Saved entries
+ + + + + + +

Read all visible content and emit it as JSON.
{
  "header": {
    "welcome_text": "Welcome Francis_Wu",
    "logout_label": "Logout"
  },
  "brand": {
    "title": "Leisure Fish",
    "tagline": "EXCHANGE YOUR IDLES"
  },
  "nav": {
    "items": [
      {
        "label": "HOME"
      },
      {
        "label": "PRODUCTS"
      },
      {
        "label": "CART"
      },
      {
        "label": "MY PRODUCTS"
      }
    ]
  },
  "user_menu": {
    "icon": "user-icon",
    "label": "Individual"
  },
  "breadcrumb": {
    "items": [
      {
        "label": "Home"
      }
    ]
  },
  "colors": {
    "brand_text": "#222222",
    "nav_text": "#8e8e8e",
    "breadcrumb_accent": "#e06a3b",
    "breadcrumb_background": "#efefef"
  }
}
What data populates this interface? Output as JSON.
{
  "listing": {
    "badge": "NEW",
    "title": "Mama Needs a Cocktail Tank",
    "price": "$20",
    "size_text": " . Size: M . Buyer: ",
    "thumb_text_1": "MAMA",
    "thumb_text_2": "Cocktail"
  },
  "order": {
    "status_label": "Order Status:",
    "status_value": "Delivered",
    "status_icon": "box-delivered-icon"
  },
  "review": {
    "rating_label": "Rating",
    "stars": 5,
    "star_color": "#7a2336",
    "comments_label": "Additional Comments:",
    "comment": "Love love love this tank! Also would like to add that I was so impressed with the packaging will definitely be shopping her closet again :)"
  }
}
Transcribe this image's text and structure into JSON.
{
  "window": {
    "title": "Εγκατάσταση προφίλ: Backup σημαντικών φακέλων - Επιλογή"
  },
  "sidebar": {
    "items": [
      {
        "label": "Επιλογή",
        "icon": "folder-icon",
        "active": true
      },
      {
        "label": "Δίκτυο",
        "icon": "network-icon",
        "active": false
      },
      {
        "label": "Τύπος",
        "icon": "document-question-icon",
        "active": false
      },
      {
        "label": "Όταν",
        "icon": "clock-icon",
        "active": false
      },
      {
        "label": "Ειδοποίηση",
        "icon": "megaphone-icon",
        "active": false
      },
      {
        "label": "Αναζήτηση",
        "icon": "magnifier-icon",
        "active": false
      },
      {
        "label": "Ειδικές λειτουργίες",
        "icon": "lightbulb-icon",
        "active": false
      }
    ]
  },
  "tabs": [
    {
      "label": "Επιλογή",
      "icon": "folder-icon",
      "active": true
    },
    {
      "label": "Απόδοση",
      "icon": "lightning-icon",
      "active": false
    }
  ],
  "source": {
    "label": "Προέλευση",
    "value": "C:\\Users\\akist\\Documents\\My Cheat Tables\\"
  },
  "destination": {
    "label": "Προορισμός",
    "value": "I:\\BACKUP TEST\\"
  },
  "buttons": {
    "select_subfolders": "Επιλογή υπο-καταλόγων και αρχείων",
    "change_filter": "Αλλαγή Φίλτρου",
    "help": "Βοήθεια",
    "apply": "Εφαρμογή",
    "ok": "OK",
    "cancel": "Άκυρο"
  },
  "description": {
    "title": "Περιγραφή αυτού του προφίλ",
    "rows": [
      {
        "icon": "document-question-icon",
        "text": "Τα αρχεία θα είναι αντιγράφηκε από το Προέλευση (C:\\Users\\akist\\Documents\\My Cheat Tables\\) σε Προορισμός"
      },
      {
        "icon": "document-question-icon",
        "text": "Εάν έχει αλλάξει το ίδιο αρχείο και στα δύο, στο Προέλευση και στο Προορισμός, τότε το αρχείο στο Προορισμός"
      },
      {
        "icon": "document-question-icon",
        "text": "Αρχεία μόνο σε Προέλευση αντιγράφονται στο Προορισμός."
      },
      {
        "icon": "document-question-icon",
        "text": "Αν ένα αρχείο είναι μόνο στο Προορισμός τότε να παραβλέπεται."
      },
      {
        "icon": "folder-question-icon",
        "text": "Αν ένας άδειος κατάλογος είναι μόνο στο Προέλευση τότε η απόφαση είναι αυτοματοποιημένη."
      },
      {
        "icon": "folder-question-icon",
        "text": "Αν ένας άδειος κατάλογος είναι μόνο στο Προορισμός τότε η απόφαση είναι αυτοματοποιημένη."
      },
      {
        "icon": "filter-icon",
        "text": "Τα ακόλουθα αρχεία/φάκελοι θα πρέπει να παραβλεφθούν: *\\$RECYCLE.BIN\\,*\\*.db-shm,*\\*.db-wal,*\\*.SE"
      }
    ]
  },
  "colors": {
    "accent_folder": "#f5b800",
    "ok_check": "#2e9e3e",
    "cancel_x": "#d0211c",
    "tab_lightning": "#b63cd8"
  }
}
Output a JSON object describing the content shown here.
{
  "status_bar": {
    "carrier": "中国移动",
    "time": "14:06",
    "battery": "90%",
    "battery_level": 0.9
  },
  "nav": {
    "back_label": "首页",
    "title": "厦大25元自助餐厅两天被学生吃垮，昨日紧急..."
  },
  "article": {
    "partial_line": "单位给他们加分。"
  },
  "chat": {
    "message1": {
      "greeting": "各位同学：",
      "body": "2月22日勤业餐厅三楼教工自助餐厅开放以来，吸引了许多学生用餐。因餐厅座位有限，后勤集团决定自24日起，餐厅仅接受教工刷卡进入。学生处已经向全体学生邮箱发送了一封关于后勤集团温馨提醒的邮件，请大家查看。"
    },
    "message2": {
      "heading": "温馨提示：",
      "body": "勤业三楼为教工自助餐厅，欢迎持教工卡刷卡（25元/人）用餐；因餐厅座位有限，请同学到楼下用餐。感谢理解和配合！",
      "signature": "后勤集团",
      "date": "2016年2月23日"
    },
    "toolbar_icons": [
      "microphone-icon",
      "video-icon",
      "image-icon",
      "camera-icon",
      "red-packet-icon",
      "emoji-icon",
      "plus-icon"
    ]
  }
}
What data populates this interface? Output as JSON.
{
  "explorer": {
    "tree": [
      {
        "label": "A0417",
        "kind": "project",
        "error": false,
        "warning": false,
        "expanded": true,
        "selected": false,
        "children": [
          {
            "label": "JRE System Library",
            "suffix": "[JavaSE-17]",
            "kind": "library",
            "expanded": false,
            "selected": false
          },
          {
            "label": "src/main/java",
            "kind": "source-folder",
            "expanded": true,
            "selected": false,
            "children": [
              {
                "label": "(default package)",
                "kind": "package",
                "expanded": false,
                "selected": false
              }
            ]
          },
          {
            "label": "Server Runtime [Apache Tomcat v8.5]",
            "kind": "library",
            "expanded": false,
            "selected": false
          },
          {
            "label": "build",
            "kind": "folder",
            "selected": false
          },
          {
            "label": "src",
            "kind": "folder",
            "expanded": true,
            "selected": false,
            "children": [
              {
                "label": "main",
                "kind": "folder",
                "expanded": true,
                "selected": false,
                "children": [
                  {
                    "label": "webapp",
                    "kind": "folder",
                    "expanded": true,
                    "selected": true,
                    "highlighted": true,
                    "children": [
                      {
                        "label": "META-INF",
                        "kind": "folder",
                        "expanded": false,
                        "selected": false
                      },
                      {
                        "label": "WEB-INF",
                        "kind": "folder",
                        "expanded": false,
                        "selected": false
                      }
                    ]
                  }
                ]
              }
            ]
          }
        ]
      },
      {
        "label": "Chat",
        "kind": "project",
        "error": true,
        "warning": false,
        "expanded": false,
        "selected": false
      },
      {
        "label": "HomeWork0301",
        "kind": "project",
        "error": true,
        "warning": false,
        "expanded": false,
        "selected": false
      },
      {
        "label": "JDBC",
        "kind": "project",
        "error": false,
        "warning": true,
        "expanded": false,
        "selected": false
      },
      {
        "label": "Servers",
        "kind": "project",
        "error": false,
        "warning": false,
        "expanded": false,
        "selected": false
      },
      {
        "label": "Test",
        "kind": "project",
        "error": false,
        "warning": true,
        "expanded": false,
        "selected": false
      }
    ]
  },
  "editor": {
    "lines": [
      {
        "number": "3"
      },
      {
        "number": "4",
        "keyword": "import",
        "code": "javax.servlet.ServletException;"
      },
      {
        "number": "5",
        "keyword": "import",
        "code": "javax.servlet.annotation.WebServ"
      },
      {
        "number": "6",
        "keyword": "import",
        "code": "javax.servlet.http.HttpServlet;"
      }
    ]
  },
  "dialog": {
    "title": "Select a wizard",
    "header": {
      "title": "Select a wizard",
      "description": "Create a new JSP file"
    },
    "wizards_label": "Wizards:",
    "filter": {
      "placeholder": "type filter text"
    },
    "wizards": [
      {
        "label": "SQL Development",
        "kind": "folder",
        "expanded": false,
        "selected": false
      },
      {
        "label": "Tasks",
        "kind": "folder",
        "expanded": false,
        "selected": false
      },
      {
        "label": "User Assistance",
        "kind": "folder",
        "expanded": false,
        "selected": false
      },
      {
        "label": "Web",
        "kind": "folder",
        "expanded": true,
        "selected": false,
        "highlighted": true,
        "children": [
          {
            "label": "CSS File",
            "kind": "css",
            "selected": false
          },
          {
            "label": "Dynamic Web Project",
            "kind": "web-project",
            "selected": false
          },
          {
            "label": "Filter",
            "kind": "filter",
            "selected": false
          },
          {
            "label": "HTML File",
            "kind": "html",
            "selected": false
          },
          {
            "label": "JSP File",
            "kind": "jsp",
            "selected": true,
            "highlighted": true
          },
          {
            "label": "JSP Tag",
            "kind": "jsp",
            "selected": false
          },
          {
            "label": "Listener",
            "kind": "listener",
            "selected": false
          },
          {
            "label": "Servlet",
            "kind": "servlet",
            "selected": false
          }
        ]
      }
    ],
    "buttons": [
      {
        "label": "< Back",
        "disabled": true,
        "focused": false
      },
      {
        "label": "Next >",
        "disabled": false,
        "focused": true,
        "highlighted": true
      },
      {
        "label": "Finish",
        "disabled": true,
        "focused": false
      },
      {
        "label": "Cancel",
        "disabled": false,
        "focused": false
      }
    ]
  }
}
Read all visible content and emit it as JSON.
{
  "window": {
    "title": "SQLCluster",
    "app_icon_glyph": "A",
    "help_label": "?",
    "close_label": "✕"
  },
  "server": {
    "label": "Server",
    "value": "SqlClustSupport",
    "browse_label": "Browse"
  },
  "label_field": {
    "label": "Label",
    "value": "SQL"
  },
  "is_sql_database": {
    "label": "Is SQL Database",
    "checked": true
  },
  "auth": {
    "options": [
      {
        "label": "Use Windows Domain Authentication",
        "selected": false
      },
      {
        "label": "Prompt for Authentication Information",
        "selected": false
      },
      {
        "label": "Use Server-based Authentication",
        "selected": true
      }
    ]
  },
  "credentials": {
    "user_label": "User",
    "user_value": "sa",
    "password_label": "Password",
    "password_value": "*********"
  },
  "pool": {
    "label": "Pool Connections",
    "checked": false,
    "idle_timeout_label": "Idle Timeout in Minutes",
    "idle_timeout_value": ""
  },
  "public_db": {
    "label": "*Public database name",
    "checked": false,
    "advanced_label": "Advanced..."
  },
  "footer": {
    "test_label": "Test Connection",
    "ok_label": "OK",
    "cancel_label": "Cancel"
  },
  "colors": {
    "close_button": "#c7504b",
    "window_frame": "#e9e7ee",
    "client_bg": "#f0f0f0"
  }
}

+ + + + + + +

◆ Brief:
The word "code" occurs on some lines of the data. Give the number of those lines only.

◆ Exercise response:
3